He’s in. After weeks of speculation, disgraced ex-Rep. Anthony Weiner has officially thrown his hat into the mayor’s race, announcing he’s running with a new video posted on his revamped campaign website at midnight on Wednesday.
“Look, I made some big mistakes. And I know I let a lot of people down. But I’ve also learned some tough lessons,” he says in the video, which opens with a family scene of the former councilman and his wife, Huma Abedin, having breakfast in their kitchen with their young son.
“I’m running for mayor ’cause I’ve been fighting for the middle class and those struggling to make it my entire life. And I hope I get a second chance to work for you,” he says into the camera in the 2-minute, slickly-shot reel.
The video goes on to show iconic scenes of the city and images of Mr. Weiner growing up in Brooklyn, and goes on to outline a platform that includes dropping fines for small businesses and more opportunities for the middle class.
He also gets an endorsement from his wife, Ms. Abedin, who revealed she was pregnant after the scandal broke. “We love this city and no one’ll work harder to make it better than Anthony,” she says, sitting next to her husband on the steps of his childhood home.
The announcement comes nearly two years to the day after Mr. Weiner destroyed his Congressional career by tweeting out a photo of his underwear-clad crotch that had been intended as a private message–and then repeatedly lying about it in interviews and at press conferences, claiming his account had been hacked. He eventually admitted to having inappropriate relationships with half a dozen women online, sending them lewd text messages and images.
At the time, the idea a comeback seemed incomprehensible.
But Mr. Weiner has been plotting one for months, beginning with a glossy New York Times profile, followed by a round of television interviews and a return to Twitter–where he has been touting proposals from a largely-recycled book of policy proposals.
Now, Mr. Weiner’s entree has the power to turn the race on its head. While the scandal might give many voters pause, it also cemented Mr. Weiner’s name recognition. And with more than $4 million in his campaign account, he’ll be able to pack a punch.
Observers have been mixed about how Mr. Weiner will impact the field, but Public Advocate Bill de Blasio appears to have the most to lose. A long-time Brooklyn resident and fellow former councilman, Mr. Weiner is expected to appeal to the same outer-borough, ethnic whites and progressive voters who feel Council Speaker Christine Quinn, the race’s early front-runner, has been too close to the current mayor.
A recent poll showed Mr. Weiner would enter the race in second place, behind only Ms. Quinn.
Update (2:13 a.m.):
It appears Mr. Weiner’s campaign may have pulled the trigger earlier than intended. Shortly after the campaign’s new “Weiner for Mayor” website went live, it reverted back to an older version of the site that had been up since Mr. Weiner’s resignation.

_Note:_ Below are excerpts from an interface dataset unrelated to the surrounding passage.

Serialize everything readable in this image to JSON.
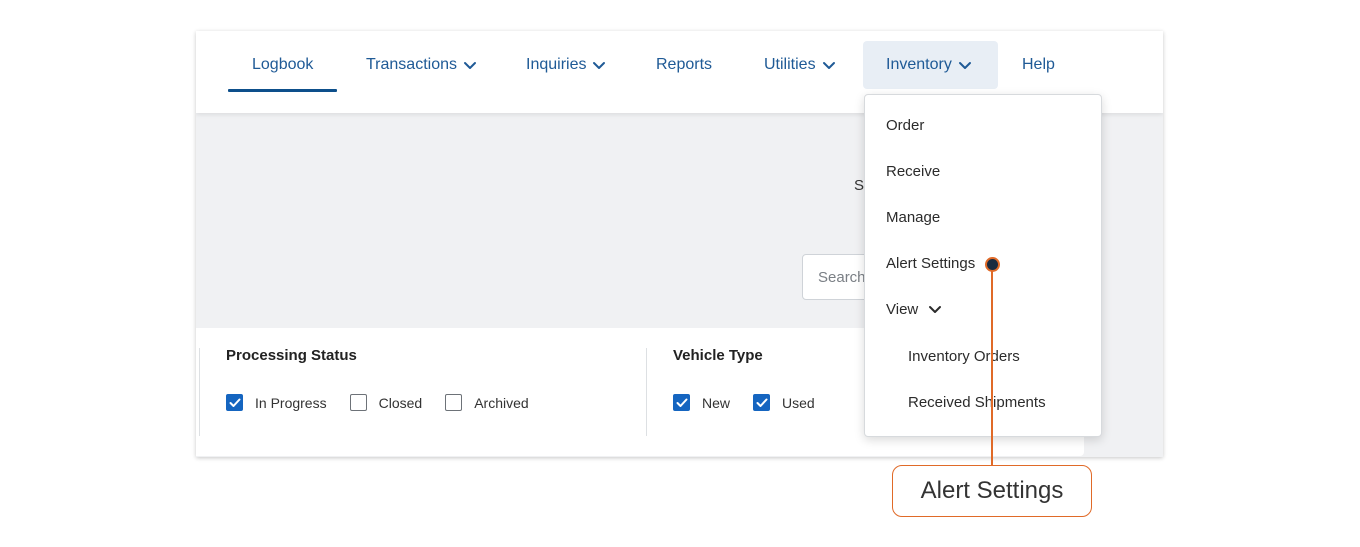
{
  "nav": {
    "items": [
      {
        "label": "Logbook",
        "has_dropdown": false,
        "active": true
      },
      {
        "label": "Transactions",
        "has_dropdown": true
      },
      {
        "label": "Inquiries",
        "has_dropdown": true
      },
      {
        "label": "Reports",
        "has_dropdown": false
      },
      {
        "label": "Utilities",
        "has_dropdown": true
      },
      {
        "label": "Inventory",
        "has_dropdown": true,
        "open": true
      },
      {
        "label": "Help",
        "has_dropdown": false
      }
    ]
  },
  "content": {
    "partial_text": "S",
    "search_placeholder": "Search"
  },
  "filters": {
    "processing_status": {
      "title": "Processing Status",
      "options": [
        {
          "label": "In Progress",
          "checked": true
        },
        {
          "label": "Closed",
          "checked": false
        },
        {
          "label": "Archived",
          "checked": false
        }
      ]
    },
    "vehicle_type": {
      "title": "Vehicle Type",
      "options": [
        {
          "label": "New",
          "checked": true
        },
        {
          "label": "Used",
          "checked": true
        }
      ]
    }
  },
  "inventory_menu": {
    "items": [
      "Order",
      "Receive",
      "Manage",
      "Alert Settings"
    ],
    "view_label": "View",
    "view_subitems": [
      "Inventory Orders",
      "Received Shipments"
    ]
  },
  "callout": {
    "label": "Alert Settings"
  },
  "colors": {
    "nav_text": "#1f5a96",
    "active_underline": "#0d4f8b",
    "checkbox_checked": "#1565c0",
    "callout_accent": "#e06a28"
  }
}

Then, just after 2 a.m., the mayoral version was restored.
Mr. Weiner did not respond to requests for comment on whether there had indeed been a mix-up, but sources told The Post the video wasn’t supposed to be posted until later Wednesday. The video remained available via YouTube.